Tally the lines of the entries below that hold the word "true", and please give only the total.

§

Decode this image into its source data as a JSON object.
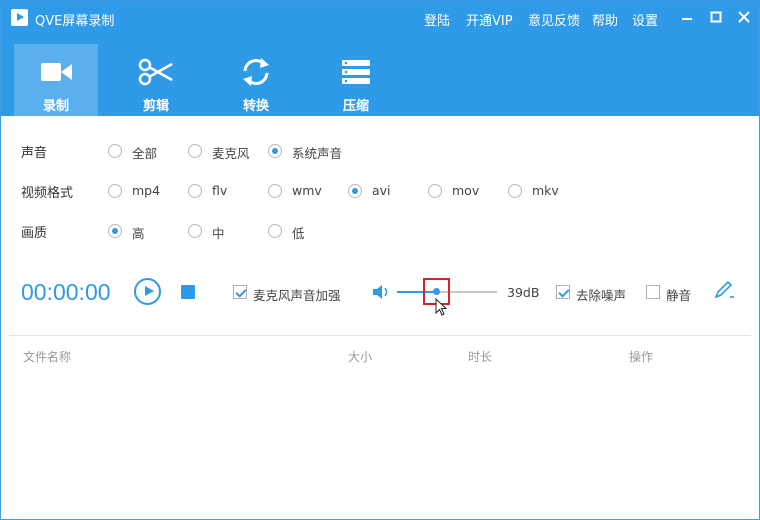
{
  "app": {
    "title": "QVE屏幕录制"
  },
  "toplinks": [
    "登陆",
    "开通VIP",
    "意见反馈",
    "帮助",
    "设置"
  ],
  "window_controls": {
    "minimize": "−",
    "maximize": "□",
    "close": "✕"
  },
  "tabs": [
    {
      "label": "录制",
      "icon": "video-camera-icon",
      "active": true
    },
    {
      "label": "剪辑",
      "icon": "scissors-icon",
      "active": false
    },
    {
      "label": "转换",
      "icon": "convert-refresh-icon",
      "active": false
    },
    {
      "label": "压缩",
      "icon": "compress-stack-icon",
      "active": false
    }
  ],
  "settings": {
    "sound": {
      "label": "声音",
      "options": [
        "全部",
        "麦克风",
        "系统声音"
      ],
      "selected": "系统声音"
    },
    "format": {
      "label": "视频格式",
      "options": [
        "mp4",
        "flv",
        "wmv",
        "avi",
        "mov",
        "mkv"
      ],
      "selected": "avi"
    },
    "quality": {
      "label": "画质",
      "options": [
        "高",
        "中",
        "低"
      ],
      "selected": "高"
    }
  },
  "controls": {
    "timer": "00:00:00",
    "mic_boost_label": "麦克风声音加强",
    "mic_boost_checked": true,
    "volume_level": 0.38,
    "volume_db": "39dB",
    "denoise_label": "去除噪声",
    "denoise_checked": true,
    "mute_label": "静音",
    "mute_checked": false
  },
  "file_table": {
    "columns": [
      "文件名称",
      "大小",
      "时长",
      "操作"
    ]
  },
  "colors": {
    "accent": "#2f9ae8",
    "highlight_box": "#d9232a"
  }
}
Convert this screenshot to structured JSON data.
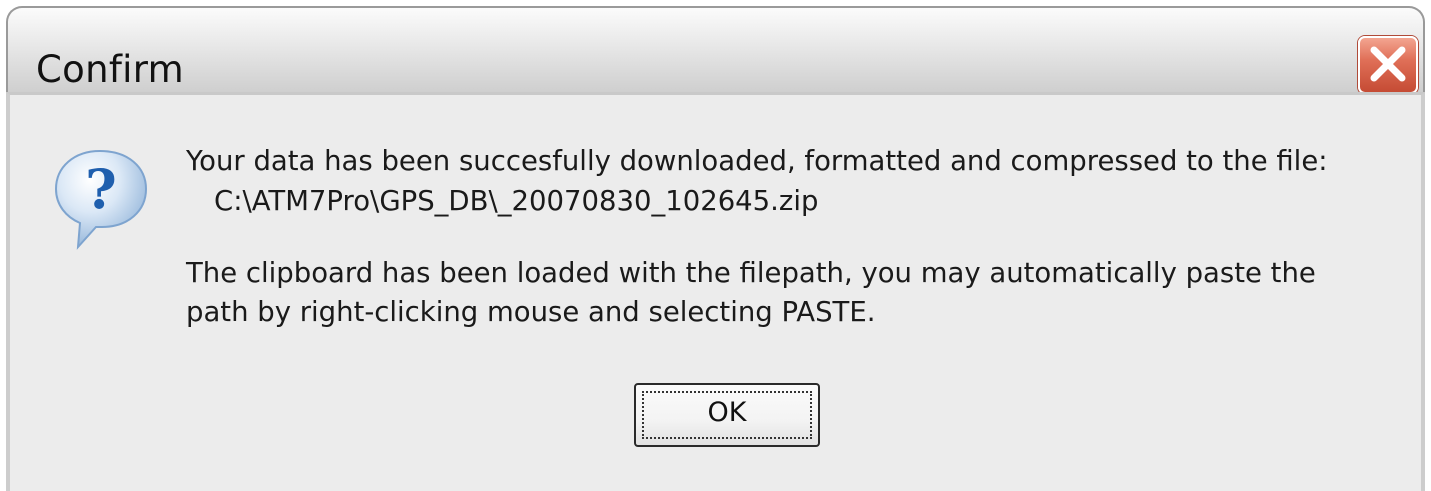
{
  "window": {
    "title": "Confirm",
    "close_icon": "close-x-icon"
  },
  "message": {
    "icon": "question-icon",
    "line1": "Your data has been succesfully downloaded, formatted and compressed to the file:",
    "line2": "C:\\ATM7Pro\\GPS_DB\\_20070830_102645.zip",
    "line3": "The clipboard has been loaded with the filepath, you may automatically paste the",
    "line4": "path by right-clicking mouse and selecting PASTE."
  },
  "buttons": {
    "ok_label": "OK"
  },
  "colors": {
    "close_button": "#d85a42",
    "dialog_background": "#ececec",
    "question_icon": "#2f6fb8"
  }
}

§

Reply:
3